For its scientific payloads, BioServe collaborates withboth internal and external researchers from NASA, academia, industry, and the international community. BioServe supports its partners' research by working with them to develop NASA-approved experiment hardware and procedures. BioServe is well-versed in developing space flight science payloads to ensure timely project completion and quality science results. All aspects of organizing, flying, and operating the experiment are covered by BioServe, allowing our partnered researchers to stay focused on the science and giving them confidence that their experiment will be carried out accurately.

Throughout our rich history and hundreds of life science research experiments, BioServe has developed a robust and diverse set of scientific and engineering expertise in the following areas:

  • Molecular Processes
  • Microorganisms
  • Microbial Systems
  • Vaccine Development
  • Immunology
  • Bioreactors and Organ-on-a-Chip Systems
  • Protein Crystallization
  • Mammalian Cell and Tissue Culture
  • Tissue Engineering
  • Muscle and Bone Loss
  • Materials Science
  • Rodent Research
  • Small Invertebrates and Insects

If you are a researcher interested in flying an experiment in these areas or related ones, the best time to contact us is before you submit a proposal to a funding body such as NASA or the ISS National Lab. BioServe has extensive expertise in working closely with researchers to develop spaceflight experiment proposals with a high probability of success. NASA and the ISS National Lab consider BioServe one of their premier implementation partners that can help a team develop, fly, and operate an experiment in space.

In-House Research

In addition to partnered research, BioServe houses several in-house researchers focused on different aspects of microgravity biology and biotechnology. In parallel with their own scientific endeavors, these researchers also perform project management and engineering roles in the support of partnered research. This close collaboration between science and engineering is unique to BioServe and is a key factor in our unparalleled track record of delivering publishable, high-impact space life sciences data.

  • Alexander Hoehn, PhD (Microgravity life science hardware engineering, satellite technology, plant physiology)
  • Tobias Niederwieser, PhD (Algal photobioreactor life support systems)
  • Louis Stodieck, PhD (Life sciences space flight experimentation, gravitational biology, cardiovascular physiology)
  • Luis Zea, PhD (Bacterial growth and resistance in space)
  • Stefanie Countryman, MA, MBA (Life sciences space flight experimentation)

Bioastronautics, within the Smead Aerospace Engineering Sciences (AES) Department at CU-Boulder

BioServe is closely partnered with CU's Bioastronautics research focus area and academic program.
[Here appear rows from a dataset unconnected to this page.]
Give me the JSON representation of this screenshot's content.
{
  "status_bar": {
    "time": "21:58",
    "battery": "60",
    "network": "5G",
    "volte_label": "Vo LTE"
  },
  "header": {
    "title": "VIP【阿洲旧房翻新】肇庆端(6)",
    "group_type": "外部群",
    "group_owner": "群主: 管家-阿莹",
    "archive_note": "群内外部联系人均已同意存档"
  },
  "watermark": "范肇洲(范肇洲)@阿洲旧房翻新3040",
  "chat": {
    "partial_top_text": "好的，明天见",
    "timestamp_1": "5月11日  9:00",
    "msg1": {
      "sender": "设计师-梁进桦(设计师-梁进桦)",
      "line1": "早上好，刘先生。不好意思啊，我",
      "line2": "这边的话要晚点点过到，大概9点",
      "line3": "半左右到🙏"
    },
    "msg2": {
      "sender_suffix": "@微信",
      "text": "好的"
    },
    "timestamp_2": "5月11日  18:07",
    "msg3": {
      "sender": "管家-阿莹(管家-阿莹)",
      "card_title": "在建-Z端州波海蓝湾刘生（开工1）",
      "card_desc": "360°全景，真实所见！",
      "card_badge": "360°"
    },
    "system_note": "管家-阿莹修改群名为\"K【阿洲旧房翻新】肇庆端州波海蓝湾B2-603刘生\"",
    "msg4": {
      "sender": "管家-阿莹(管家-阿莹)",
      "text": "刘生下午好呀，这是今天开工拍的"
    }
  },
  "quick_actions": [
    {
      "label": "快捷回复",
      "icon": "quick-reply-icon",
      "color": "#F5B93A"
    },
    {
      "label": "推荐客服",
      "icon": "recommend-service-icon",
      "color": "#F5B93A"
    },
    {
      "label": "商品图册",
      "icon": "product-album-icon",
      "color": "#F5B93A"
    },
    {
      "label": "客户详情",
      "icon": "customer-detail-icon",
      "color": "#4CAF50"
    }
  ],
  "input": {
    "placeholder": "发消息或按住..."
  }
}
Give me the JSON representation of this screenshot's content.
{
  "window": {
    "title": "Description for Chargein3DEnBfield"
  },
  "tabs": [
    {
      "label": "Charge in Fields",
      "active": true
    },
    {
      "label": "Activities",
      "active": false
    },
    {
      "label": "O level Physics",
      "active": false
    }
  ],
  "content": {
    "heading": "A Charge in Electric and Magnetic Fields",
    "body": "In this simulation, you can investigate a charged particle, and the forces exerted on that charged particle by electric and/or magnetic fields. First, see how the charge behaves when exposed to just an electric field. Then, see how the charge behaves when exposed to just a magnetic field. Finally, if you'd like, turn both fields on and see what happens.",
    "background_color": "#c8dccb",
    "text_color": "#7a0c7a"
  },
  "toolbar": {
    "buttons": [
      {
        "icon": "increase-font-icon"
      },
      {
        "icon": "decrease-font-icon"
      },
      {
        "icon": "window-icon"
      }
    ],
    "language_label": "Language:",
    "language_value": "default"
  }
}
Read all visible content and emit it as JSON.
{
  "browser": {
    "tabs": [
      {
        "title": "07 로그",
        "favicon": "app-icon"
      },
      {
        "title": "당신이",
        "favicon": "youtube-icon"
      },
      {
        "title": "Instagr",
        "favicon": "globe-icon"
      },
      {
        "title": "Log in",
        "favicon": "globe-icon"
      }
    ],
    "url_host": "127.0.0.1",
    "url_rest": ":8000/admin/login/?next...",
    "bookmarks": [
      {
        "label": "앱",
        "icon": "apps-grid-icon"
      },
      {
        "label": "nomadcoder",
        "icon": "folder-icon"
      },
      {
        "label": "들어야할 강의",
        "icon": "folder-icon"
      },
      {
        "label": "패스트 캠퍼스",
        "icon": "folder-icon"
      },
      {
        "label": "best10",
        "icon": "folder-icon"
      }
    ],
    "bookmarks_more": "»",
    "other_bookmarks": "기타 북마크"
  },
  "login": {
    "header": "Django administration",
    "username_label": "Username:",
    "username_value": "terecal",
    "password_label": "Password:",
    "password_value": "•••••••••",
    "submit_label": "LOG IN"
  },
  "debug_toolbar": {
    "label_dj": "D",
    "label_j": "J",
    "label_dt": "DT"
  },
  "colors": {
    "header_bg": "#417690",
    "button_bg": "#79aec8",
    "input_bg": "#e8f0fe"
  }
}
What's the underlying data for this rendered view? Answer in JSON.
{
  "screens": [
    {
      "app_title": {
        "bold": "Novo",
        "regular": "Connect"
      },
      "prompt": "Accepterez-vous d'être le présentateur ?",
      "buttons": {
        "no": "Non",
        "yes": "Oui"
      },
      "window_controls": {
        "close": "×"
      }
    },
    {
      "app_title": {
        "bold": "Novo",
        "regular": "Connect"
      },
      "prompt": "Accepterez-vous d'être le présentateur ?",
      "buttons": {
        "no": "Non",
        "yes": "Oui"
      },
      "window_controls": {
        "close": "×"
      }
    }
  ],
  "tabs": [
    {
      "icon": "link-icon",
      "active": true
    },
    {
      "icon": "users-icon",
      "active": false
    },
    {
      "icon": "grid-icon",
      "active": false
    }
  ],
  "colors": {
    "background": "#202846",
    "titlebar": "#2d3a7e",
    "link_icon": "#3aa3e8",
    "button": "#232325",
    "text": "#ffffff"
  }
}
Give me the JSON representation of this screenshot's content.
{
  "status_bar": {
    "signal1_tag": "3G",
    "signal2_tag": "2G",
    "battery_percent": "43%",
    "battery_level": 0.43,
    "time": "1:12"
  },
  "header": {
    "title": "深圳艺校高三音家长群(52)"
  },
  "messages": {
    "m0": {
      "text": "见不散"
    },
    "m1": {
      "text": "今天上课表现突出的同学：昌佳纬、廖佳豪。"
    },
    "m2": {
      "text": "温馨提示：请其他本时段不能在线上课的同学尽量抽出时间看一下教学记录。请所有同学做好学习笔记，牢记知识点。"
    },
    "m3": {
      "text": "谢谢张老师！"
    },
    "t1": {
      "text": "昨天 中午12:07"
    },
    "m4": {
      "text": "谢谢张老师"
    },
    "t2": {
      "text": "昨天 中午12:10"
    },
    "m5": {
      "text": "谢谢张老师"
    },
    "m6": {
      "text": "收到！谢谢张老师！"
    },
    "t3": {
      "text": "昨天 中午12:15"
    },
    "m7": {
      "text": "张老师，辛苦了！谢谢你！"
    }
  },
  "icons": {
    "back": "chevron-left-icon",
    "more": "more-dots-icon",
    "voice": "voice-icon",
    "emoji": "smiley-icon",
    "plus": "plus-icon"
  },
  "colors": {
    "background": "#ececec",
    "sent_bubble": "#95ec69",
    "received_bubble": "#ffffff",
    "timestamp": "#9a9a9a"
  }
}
This program encompasses the biological, behavioral and medical aspects governing humans and other organisms living in a space environment and includes vehicle design for space or planetary habitation. Bioastronautics spans the study (science) and support (engineering) of life in space. The fundamentals also extend into combustion sciences, gravitational fluid mechanics and materials processing in space through common analysis of the underlying gravity-dependent physical principles associated with each application. In addition to their academic studies, many students become involved with BioServe to acquire hands-on experience coupling the engineering design process with space life science research and biophysical analysis techniques.